Take the 2-minute tour ×
Stack Overflow is a question and answer site for professional and enthusiast programmers. It's 100% free, no registration required.

I have read some intro articles to nodejs and it seems like a fun way of creating webapps. However, i'm not sure if i understand the "only one thread" and "event loop" so i hope someone can clarify for me.

Lets say i have a function "computeBigNumbers(data, callback)". Now, when a http request is made i call this function and supply a callback for when it's done. In the "computeBigNumbers" function, if i don't specifically run the code in a child process or start a web worker thread, will it be async? I'm thinking no. Correct?

share|improve this question

1 Answer 1

up vote 1 down vote accepted

In the "computeBigNumbers" function, if i don't specifically run the code in a child process or start a web worker thread, will it be async?

... or call another async function.

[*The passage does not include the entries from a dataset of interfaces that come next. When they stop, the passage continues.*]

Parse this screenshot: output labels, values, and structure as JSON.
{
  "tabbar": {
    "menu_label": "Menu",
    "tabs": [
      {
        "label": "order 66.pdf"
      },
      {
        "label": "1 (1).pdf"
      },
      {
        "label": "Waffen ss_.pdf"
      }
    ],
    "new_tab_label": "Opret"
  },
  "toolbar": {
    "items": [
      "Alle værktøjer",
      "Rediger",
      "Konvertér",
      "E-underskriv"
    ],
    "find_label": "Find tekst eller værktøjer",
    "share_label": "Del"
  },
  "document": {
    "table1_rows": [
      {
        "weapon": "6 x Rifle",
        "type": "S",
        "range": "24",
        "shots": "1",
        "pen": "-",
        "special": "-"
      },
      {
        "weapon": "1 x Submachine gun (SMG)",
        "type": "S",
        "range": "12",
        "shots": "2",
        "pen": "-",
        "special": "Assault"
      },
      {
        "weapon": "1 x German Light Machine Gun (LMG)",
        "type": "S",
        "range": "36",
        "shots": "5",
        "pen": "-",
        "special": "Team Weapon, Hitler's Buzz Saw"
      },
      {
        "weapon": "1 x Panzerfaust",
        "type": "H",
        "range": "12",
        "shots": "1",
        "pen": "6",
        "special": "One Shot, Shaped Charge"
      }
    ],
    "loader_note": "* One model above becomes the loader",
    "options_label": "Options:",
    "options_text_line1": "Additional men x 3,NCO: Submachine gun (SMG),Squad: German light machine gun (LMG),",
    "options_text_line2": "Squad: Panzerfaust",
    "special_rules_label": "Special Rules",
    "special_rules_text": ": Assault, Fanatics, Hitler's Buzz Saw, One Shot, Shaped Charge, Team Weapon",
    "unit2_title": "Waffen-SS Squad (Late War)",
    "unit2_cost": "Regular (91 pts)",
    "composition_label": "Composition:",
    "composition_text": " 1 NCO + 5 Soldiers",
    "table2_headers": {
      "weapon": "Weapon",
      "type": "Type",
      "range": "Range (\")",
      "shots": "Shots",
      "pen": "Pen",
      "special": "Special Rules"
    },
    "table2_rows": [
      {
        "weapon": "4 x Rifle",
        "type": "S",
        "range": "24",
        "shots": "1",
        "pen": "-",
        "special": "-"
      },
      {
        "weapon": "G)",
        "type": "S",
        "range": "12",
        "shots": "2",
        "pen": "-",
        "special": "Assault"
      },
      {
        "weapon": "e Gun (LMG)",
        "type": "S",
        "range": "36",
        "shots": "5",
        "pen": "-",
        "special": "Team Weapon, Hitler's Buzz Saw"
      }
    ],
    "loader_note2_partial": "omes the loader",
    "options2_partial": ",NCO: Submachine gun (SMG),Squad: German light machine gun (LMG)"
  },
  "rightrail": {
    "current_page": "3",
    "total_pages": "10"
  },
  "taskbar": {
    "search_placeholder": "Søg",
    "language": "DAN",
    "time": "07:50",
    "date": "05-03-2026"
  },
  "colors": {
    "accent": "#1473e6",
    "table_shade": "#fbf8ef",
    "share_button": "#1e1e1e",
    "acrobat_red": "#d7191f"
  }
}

But yes, there is only one thread in node.js, and it is your responsibility not to block it (by making time-consuming tasks explicitly asynchronous).

I/O lends itself to callbacks, but if you have a CPU-heavy operation, then you probably need to farm it out to a web worker or child process. An intense loop in Javascript or a synchronous call into a C function will have the whole server wait for you.

share|improve this answer
    
Great, thanks:) –  Trj Jan 24 '13 at 7:46
    
Also, if i wanted my node application to behave like a traditional server i could just start a new child process with every request, right? –  Trj Jan 24 '13 at 8:12
    
That would defeat the purpose of node, though. If it is I/O heavy, a single thread can handle lots of concurrent requests. When you write for node, you already pay the mental cost of all these callbacks, that investment would be wasted. –  Thilo Jan 24 '13 at 8:19
    
It was just a thought experiment, to see if i understood it correctly, i'm not going to do that:) –  Trj Jan 24 '13 at 8:34

Your Answer

 
discard

By posting your answer, you agree to the privacy policy and terms of service.

Not the answer you're looking for? Browse other questions tagged or ask your own question.